Meyrick says Bali is tough for the small owner-operator, as bigger corporate operators come in with deep pockets and strong media-savvy statements. As a response, and likely out of necessity, areas such as Canggu and Ubud have now created their own unique vibe.
“Here you can find smaller 30 to 40-seater restaurants, some doing specialised foods, others into fusion and boutique cuisine, and a lot promoting healthy or vegetarian menus.”
Though not one to partake in novelty dining trends and ‘celebrity ingredients’, which tend to come and go with the changing of the season, Meyrick says one trend he and many other local restaurants have fully embraced is in the venue interiors themselves. It’s a movement breathing new life into the scene, creating a feast for the eyes as well as the stomach.
Meyrick’s restaurant Mama San, for example, is like stepping back into colonial Shanghai in the 1920s with marble-topped mah-jong tables, over-sized leather chesterfields, old-style photographs, and the feeling of an underground jazz club as the night kicks into gear.
Other venues which have taken this interior design concept and run with it include Aya, a Peruvian–Asian fusion restaurant and art gallery in Seminyak; and Da Maria, a 1960s-esque Italian restaurant with cool blue and white palette and geometric styling.
It’s not a case of style to mask substance either, with the interiors building upon the local dining scene’s reputation for good food at great prices, a hallmark of Bali for decades.
“For me, the style and design of venues is very exciting,” Meyrick says. “I love the way interiors can impact on guests’ impressions of their experience, and in the tropics, we have such a luxury of design innovations.”

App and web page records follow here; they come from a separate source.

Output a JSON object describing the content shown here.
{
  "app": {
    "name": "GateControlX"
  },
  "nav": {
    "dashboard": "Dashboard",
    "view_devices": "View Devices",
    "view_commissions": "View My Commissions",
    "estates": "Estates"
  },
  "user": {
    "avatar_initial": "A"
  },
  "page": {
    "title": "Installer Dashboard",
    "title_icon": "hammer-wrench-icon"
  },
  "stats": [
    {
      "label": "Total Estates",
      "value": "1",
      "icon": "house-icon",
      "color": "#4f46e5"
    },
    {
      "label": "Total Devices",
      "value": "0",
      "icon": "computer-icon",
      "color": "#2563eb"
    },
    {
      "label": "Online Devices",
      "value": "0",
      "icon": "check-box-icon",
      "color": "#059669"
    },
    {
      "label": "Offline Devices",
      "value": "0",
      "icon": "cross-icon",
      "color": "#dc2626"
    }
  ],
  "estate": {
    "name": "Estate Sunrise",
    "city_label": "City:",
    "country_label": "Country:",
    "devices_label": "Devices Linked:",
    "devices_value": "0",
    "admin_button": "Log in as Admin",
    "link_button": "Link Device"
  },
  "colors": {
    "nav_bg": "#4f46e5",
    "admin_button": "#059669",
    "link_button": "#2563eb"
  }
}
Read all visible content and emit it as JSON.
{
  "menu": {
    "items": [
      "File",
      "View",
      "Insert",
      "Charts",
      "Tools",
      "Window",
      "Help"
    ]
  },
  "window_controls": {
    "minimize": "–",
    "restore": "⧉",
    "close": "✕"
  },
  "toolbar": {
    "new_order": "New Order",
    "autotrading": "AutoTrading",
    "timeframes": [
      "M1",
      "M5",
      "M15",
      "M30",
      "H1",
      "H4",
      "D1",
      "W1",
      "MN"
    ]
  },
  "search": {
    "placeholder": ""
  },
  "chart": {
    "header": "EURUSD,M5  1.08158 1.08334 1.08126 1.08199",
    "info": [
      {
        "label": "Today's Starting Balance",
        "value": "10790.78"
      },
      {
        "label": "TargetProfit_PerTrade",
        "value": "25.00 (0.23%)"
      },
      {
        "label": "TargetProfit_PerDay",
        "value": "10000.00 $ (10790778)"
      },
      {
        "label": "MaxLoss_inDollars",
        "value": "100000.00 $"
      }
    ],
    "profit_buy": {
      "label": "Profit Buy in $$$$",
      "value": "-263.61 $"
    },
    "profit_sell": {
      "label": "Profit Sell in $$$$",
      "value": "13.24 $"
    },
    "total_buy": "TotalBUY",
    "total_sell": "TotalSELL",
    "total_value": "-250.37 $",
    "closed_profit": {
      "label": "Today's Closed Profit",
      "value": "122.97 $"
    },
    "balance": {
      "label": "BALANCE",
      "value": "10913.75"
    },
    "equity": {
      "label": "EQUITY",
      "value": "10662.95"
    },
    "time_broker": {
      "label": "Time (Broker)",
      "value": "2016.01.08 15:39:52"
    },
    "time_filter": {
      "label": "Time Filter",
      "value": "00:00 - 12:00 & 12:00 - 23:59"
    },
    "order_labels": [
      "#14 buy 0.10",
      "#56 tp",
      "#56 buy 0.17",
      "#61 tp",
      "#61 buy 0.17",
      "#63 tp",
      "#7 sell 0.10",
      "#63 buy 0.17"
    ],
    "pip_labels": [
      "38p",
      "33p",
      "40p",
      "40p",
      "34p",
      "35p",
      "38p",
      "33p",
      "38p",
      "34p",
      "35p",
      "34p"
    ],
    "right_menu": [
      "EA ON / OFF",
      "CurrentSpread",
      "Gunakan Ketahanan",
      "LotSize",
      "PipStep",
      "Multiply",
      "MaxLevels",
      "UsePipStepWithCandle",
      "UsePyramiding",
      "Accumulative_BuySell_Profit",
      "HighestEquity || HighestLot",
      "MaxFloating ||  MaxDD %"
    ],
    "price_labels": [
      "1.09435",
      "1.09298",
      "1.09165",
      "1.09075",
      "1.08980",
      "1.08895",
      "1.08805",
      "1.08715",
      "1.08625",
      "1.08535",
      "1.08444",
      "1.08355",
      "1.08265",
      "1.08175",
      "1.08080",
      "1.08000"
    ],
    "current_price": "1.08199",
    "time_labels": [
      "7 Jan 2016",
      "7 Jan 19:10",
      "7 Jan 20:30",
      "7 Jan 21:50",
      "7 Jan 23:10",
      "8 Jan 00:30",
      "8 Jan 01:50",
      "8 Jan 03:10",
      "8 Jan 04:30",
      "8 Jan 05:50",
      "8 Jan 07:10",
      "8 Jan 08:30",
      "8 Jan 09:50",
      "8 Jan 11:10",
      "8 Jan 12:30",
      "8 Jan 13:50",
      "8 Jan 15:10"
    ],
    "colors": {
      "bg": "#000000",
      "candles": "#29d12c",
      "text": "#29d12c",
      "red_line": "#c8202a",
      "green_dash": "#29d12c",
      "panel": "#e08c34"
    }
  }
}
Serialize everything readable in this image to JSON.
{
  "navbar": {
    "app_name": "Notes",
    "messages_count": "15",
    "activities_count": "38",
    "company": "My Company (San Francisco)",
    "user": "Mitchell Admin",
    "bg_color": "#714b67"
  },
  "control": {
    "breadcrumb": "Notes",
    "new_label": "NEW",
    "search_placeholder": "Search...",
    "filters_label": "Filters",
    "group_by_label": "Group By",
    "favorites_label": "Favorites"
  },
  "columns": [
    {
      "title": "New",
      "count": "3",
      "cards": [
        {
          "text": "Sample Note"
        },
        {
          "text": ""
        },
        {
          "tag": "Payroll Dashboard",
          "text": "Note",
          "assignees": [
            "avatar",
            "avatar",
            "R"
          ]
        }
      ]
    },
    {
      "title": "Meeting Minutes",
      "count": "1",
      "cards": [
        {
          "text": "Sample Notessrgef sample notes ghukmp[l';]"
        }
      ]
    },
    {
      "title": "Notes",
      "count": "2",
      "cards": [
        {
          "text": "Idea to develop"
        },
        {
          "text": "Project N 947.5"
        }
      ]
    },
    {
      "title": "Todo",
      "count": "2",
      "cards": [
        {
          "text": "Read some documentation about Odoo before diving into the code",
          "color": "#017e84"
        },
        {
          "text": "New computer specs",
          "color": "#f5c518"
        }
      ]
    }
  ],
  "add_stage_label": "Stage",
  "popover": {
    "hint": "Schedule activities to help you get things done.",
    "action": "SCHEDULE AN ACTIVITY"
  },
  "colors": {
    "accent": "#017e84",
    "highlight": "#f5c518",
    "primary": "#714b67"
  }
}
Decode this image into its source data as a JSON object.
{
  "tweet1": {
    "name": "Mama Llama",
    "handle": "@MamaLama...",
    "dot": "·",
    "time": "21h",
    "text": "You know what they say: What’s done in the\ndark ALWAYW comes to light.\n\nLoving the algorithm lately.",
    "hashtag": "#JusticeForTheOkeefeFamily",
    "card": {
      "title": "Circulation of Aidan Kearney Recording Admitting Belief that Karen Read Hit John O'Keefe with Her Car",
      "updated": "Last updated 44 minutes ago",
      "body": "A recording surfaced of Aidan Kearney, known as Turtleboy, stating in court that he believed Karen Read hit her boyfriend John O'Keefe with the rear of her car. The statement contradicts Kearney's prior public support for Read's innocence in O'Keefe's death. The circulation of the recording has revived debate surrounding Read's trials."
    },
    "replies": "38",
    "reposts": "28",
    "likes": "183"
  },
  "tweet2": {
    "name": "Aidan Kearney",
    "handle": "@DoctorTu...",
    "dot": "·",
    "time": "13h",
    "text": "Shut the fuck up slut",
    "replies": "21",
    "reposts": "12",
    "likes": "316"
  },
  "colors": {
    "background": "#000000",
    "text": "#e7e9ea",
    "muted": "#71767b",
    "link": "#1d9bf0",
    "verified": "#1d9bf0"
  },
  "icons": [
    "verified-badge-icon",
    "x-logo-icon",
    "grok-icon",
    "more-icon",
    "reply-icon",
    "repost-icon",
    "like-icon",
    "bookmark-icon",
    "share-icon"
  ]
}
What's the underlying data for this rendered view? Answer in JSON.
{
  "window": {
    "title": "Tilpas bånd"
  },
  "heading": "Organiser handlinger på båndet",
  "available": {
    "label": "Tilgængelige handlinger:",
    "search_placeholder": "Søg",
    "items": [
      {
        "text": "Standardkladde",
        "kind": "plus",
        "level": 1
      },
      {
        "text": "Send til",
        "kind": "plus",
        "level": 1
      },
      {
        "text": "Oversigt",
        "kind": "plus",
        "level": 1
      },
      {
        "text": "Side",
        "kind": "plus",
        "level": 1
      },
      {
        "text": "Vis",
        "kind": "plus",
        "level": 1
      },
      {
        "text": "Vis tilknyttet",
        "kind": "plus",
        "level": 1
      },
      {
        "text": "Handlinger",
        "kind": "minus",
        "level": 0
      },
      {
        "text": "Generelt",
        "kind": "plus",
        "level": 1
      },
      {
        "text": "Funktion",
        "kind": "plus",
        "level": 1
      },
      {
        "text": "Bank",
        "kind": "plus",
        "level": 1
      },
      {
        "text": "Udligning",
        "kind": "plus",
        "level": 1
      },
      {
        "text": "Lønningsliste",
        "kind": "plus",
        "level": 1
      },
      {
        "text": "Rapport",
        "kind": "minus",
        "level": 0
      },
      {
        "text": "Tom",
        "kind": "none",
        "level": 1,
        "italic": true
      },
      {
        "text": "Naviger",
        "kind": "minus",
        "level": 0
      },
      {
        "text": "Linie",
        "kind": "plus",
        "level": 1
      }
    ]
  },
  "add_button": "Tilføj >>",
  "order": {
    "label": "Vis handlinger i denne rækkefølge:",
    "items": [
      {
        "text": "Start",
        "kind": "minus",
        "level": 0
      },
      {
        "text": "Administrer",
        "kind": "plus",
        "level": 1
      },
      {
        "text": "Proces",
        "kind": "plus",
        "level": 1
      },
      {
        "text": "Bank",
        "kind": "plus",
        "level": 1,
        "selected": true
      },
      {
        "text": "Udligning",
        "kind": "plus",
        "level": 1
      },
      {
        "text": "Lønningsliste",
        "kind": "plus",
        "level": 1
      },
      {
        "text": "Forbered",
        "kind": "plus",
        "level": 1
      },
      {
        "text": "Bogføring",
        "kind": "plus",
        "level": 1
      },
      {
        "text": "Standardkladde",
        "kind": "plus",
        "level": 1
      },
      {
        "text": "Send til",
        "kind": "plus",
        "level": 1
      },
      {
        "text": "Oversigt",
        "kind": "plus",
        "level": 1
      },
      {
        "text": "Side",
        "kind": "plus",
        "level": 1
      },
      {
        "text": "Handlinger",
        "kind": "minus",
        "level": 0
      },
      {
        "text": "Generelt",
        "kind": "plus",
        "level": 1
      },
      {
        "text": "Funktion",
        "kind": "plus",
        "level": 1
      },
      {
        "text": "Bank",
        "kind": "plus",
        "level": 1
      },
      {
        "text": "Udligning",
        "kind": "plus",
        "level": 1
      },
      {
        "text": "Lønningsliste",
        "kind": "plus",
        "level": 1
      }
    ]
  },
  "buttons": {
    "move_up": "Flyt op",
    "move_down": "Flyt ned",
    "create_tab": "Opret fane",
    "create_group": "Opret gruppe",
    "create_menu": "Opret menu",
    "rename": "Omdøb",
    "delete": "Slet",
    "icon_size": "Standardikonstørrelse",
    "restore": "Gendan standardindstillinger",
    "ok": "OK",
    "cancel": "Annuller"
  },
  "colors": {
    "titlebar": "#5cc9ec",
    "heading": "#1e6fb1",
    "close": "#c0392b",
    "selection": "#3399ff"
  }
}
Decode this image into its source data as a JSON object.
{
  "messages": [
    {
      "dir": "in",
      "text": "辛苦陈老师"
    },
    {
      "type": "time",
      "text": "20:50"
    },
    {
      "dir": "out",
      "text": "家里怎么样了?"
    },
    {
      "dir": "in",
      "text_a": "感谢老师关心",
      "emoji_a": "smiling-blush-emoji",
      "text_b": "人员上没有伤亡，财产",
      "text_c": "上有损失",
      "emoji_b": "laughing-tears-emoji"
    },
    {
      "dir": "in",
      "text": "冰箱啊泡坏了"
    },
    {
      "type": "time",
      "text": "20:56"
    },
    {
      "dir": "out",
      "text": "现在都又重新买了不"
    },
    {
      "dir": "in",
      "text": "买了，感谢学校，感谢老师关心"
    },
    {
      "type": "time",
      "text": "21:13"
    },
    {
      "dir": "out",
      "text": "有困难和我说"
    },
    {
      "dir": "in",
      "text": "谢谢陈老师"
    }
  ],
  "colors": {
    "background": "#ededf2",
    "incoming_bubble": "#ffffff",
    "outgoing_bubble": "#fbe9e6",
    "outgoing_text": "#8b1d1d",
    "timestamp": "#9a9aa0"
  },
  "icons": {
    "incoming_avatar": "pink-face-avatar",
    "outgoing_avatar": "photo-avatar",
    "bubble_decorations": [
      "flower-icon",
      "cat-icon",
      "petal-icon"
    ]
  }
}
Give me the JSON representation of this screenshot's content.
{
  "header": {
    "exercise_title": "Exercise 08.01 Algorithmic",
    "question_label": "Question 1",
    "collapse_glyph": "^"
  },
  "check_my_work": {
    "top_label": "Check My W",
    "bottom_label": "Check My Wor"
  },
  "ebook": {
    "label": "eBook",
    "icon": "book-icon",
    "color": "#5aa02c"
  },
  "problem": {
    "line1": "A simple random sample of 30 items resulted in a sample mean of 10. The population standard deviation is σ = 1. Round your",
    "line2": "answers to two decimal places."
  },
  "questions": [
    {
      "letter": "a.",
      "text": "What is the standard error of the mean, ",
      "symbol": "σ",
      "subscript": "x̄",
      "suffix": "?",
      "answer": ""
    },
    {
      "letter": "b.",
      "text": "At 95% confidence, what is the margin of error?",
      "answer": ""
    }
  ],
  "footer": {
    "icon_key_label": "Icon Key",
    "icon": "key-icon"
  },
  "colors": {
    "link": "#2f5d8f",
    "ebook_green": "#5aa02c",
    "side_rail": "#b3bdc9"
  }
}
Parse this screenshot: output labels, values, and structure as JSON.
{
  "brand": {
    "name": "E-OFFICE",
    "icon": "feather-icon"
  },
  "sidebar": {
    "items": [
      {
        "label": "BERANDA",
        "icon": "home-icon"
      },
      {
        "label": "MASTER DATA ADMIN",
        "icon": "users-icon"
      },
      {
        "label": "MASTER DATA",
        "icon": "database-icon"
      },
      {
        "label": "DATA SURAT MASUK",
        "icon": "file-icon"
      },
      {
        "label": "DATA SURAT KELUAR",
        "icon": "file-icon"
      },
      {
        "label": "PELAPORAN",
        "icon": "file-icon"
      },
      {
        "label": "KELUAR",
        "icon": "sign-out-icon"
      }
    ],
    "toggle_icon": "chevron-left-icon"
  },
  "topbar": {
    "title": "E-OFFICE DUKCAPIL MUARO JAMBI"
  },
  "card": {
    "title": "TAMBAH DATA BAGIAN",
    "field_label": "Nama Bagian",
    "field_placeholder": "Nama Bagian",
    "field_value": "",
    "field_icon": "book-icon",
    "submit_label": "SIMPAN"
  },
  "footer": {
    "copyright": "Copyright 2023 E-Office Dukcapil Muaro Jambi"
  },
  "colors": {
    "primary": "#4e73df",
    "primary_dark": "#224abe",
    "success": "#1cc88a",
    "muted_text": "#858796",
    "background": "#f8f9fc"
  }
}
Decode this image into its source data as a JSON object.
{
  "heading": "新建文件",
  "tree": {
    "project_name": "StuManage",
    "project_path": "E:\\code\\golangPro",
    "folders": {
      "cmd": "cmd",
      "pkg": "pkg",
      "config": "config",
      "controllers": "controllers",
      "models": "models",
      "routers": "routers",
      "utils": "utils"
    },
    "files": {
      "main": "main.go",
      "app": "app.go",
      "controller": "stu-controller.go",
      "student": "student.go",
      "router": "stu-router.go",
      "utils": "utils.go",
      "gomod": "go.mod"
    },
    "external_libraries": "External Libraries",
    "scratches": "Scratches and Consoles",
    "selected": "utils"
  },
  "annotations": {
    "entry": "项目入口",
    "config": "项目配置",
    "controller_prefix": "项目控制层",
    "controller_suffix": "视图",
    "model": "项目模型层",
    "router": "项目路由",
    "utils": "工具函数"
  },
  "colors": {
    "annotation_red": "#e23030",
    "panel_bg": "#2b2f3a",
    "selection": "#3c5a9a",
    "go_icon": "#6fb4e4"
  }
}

Highlighting the flavours and diversity of the region is something close to Meyrick’s heart. He recently launched the Canggu Cooking Retreat, an urban farmhouse, homestay and cooking school aimed at showcasing the food and flavours of Indonesia, not just Bali.
“For any chef we spend a lot of time in the kitchen, and for me kitchens are homes. When you visit a family home you are often in the kitchen, my family and I we hang out a lot in our kitchen and I wanted to bring that concept into a residential retreat that put guests in the kitchen, let them access the gardens and see the animals.”
“I’m hugely and constantly awed by the culture of Indonesia, not just Bali. It has been a long-term dream of mine to create the ultimate experience of a cooking school that shares all around it the rural culture from where the cooking comes.”
Bali is a destination many Australians have been to time and again, and as its newest evolution continues, now is the perfect time to revisit and rediscover it all over again.
Published 25 July, 2018